when this glorious sound was still considered the authentic voice
of Holy Mother Church; sadly, this is in general no longer the case.
And naturally, this being rural Italy, some energetic quaffing
of local brews, relaxed enjoyment of good food and conversation,
striding the hills and medieval streets, and purchasing of regional
staples such as olive oil, was engaged in to a degree by all present.
Since one can count the experiment as a major success, Deborah Roberts
hopes to make it something of a regular occurrence in future years.
Any prospective applicants may wish to register this fact now for
News of Members' Activities
TVEMF members Julia Raeburn (Voice/Recorders) and Dawn Johnston
(Lute/Theorbo) together comprise "The Muses Gardin"
Duo. Julia writes:
"Our aim is to bring the Renaissance and Baroque periods well
and truly alive with "themed" concerts, e.g. "Shakespeare
and Love!", "Let there Be light!", "Come Ashore
Merry Mates!". We include a great variety of vocal/instrumental
pieces, with readings from the time to add an extra dimension -
a entertaining "buffet" of many small musical dishes rather
than a "sit-down" meal
!! - We have given concerts
from Leeds to Cornwall, for Music Societies and the National Trust.
We were delighted to be invited to give four concerts at the National
Maritime Museum, Greenwich, over Summer 2003, as part of their prestigious
"Elizabeth" exhibition, marking the 400th Anniversary
of the death of Queen Elizabeth I.
Our new programme for Summer 2004 is "In an English Country
Garden" celebrating the beauty and imagery of the flowers,
gardens and landscapes that have been for many centuries an essential
element of the English Country House, in music and readings from
the 14th-17th centuries. This programme is receiving its first outing
in a free Lunchtime Recital at Kingston-upon-Thames Parish Church,
(All Saints), Market Place, Kingston, Surrey, on Thursday 27th May
1.15-2.00. TVEMF members most welcome! You will also catch sight
and sound of Dawn at the Globe Theatre, playing at a number of performances
of "Much Ado About Nothing" this Summer."
Pellegrina - Kyoko Murai (soprano), Maria Sanger (recorders),
Amanda Seaborn (viol), Alison Bowler (harpsichord) will be playing
in an afternoon concert on Sunday 23rd May at St.Anne's Church,
Kew Green at 3.30pm. The concert will include cantatas, songs and
instrumental music by Handel, Purcell, Pepusch and Finger. Teas
will be available afterwards and there will be a retiring collection.
For more details, please email Alison Bowler.
Renaissance Singers 60th
2004 sees the 60th anniversary of the Renaissance Singers and
a number of unique events are planned and are open to all.
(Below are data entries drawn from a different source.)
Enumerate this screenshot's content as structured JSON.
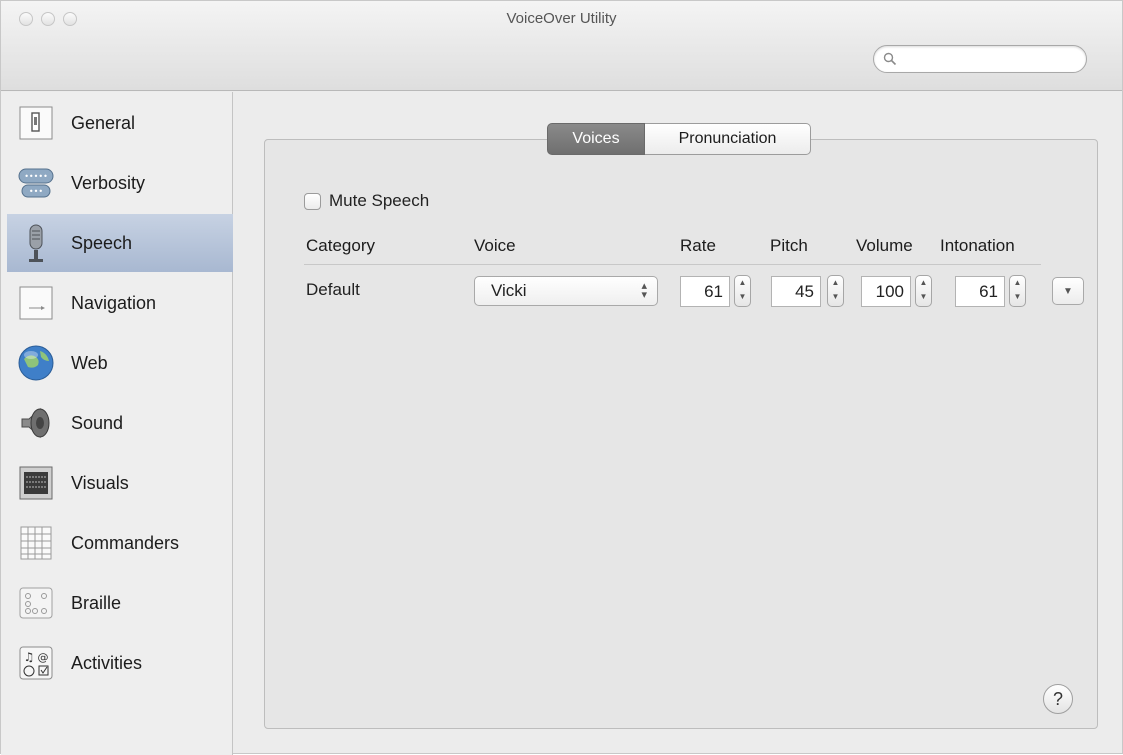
{
  "window": {
    "title": "VoiceOver Utility"
  },
  "search": {
    "placeholder": ""
  },
  "sidebar": {
    "items": [
      {
        "label": "General",
        "icon": "general-icon"
      },
      {
        "label": "Verbosity",
        "icon": "verbosity-icon"
      },
      {
        "label": "Speech",
        "icon": "microphone-icon",
        "selected": true
      },
      {
        "label": "Navigation",
        "icon": "navigation-icon"
      },
      {
        "label": "Web",
        "icon": "globe-icon"
      },
      {
        "label": "Sound",
        "icon": "speaker-icon"
      },
      {
        "label": "Visuals",
        "icon": "visuals-icon"
      },
      {
        "label": "Commanders",
        "icon": "grid-icon"
      },
      {
        "label": "Braille",
        "icon": "braille-icon"
      },
      {
        "label": "Activities",
        "icon": "activities-icon"
      }
    ]
  },
  "tabs": {
    "voices": "Voices",
    "pronunciation": "Pronunciation",
    "selected": "Voices"
  },
  "mute": {
    "label": "Mute Speech",
    "checked": false
  },
  "table": {
    "headers": {
      "category": "Category",
      "voice": "Voice",
      "rate": "Rate",
      "pitch": "Pitch",
      "volume": "Volume",
      "intonation": "Intonation"
    },
    "row": {
      "category": "Default",
      "voice": "Vicki",
      "rate": "61",
      "pitch": "45",
      "volume": "100",
      "intonation": "61"
    }
  },
  "help": {
    "label": "?"
  },
  "colors": {
    "selected_row": "#b3c1d8",
    "active_tab": "#7d7d7d"
  }
}
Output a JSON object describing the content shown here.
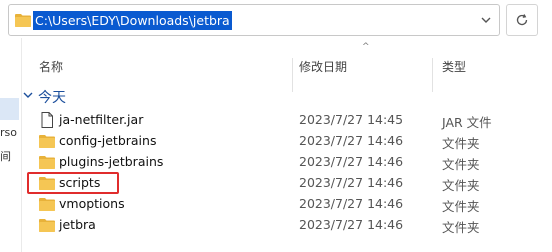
{
  "address_bar": {
    "path": "C:\\Users\\EDY\\Downloads\\jetbra"
  },
  "nav_fragments": [
    "rso",
    "间"
  ],
  "columns": {
    "name": "名称",
    "date": "修改日期",
    "type": "类型"
  },
  "group": {
    "label": "今天"
  },
  "files": [
    {
      "name": "ja-netfilter.jar",
      "date": "2023/7/27 14:45",
      "type": "JAR 文件",
      "icon": "file-icon"
    },
    {
      "name": "config-jetbrains",
      "date": "2023/7/27 14:46",
      "type": "文件夹",
      "icon": "folder-icon"
    },
    {
      "name": "plugins-jetbrains",
      "date": "2023/7/27 14:46",
      "type": "文件夹",
      "icon": "folder-icon"
    },
    {
      "name": "scripts",
      "date": "2023/7/27 14:46",
      "type": "文件夹",
      "icon": "folder-icon"
    },
    {
      "name": "vmoptions",
      "date": "2023/7/27 14:46",
      "type": "文件夹",
      "icon": "folder-icon"
    },
    {
      "name": "jetbra",
      "date": "2023/7/27 14:46",
      "type": "文件夹",
      "icon": "folder-icon"
    }
  ],
  "colors": {
    "selection": "#0a5ad0",
    "highlight_box": "#e02c2c",
    "folder": "#e8b23a",
    "group_label": "#1c4f9c"
  }
}
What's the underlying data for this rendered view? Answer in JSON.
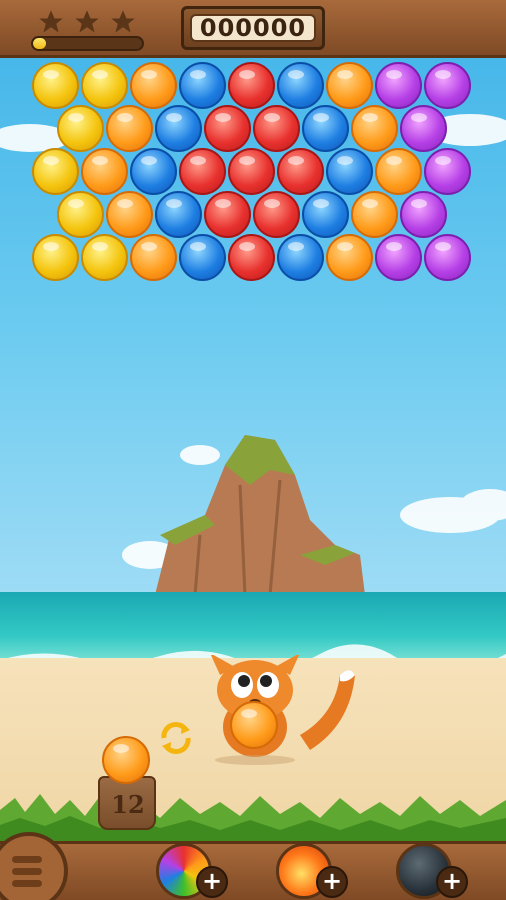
{
  "hud": {
    "score": "000000",
    "stars_earned": 0,
    "stars_total": 3,
    "progress_percent": 12
  },
  "board": {
    "rows": [
      [
        "yellow",
        "yellow",
        "orange",
        "blue",
        "red",
        "blue",
        "orange",
        "purple",
        "purple"
      ],
      [
        "yellow",
        "orange",
        "blue",
        "red",
        "red",
        "blue",
        "orange",
        "purple"
      ],
      [
        "yellow",
        "orange",
        "blue",
        "red",
        "red",
        "red",
        "blue",
        "orange",
        "purple"
      ],
      [
        "yellow",
        "orange",
        "blue",
        "red",
        "red",
        "blue",
        "orange",
        "purple"
      ],
      [
        "yellow",
        "yellow",
        "orange",
        "blue",
        "red",
        "blue",
        "orange",
        "purple",
        "purple"
      ]
    ]
  },
  "shooter": {
    "current_bubble": "orange",
    "next_bubble": "orange",
    "shots_remaining": "12"
  },
  "powerups": [
    {
      "name": "rainbow-bubble",
      "icon": "rainbow-bubble-icon"
    },
    {
      "name": "fire-bubble",
      "icon": "fire-bubble-icon"
    },
    {
      "name": "bomb-bubble",
      "icon": "bomb-icon"
    }
  ],
  "colors": {
    "wood": "#8f5a30",
    "sea": "#2bbfc0",
    "sand": "#f3dcaf"
  }
}
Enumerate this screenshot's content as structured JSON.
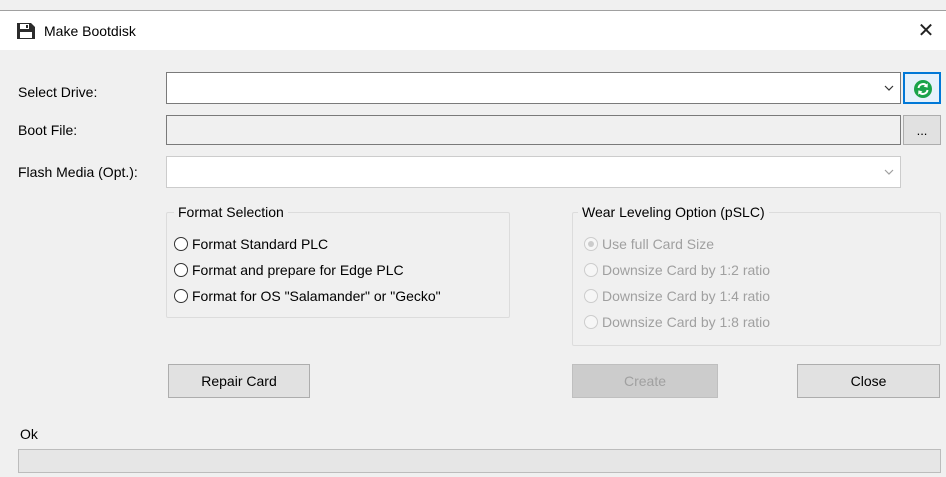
{
  "window": {
    "title": "Make Bootdisk",
    "close_glyph": "✕"
  },
  "fields": {
    "select_drive": {
      "label": "Select Drive:",
      "value": ""
    },
    "boot_file": {
      "label": "Boot File:",
      "value": "",
      "browse_label": "..."
    },
    "flash_media": {
      "label": "Flash Media (Opt.):",
      "value": ""
    }
  },
  "format_selection": {
    "title": "Format Selection",
    "options": [
      "Format Standard PLC",
      "Format and prepare for Edge PLC",
      "Format for OS \"Salamander\" or \"Gecko\""
    ]
  },
  "wear_leveling": {
    "title": "Wear Leveling Option (pSLC)",
    "options": [
      "Use full Card Size",
      "Downsize Card by 1:2 ratio",
      "Downsize Card by 1:4 ratio",
      "Downsize Card by 1:8 ratio"
    ],
    "selected_index": 0
  },
  "buttons": {
    "repair": "Repair Card",
    "create": "Create",
    "close": "Close"
  },
  "status": {
    "text": "Ok",
    "progress": 0
  },
  "icons": {
    "title": "floppy-disk-icon",
    "refresh": "refresh-icon",
    "refresh_color": "#1aa34a"
  }
}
The main Anniversary Celebration will be an all-day open workshop
in London on Saturday June 5th. A number of TVEMF members took part
in the 50th anniversary celebrations, which were a uniquely memorable
musical experience, a highlight of which was singing Palestrina
under the direction of our founder, the late Michael Howard. For
the 60th anniversary, we are again inviting former directors and
musicians of the Singers to take part and lead events.
More recently, many TVEMF members will remember the Renaissance
Singers concert tour of City Churches in summer 2002, which turned
out to be a phenomenally popular, enjoyable and successful event.
On Saturday, July 10th, starting at 4.30pm, the Singers will once
again explore with their audience some rarely visited historic churches
in the City of London. Music from the Singers directed by Edward
Wickham, and short commentaries by our guest speaker Andrew Joncus,
will help reveal the unique identity of these hidden architectural
On May 22nd, the Singers will give a concert with a difference!
The theme will be parody mass settings based on the tune 'L'homme
armé'. Different sub-groups of the Singers will prepare and
perform four different composers' settings starting with the Kyrie
movement. After each movement the audience will be asked to cast
votes on a setting to knock out. Just one setting will end up being
performed fully. The concert is designed, as always, to be musically
illuminating, and supported by additional elements of competition
The final arrangements for each of these three special and complex
events are still being worked out. Please see the Singers
website for the latest information.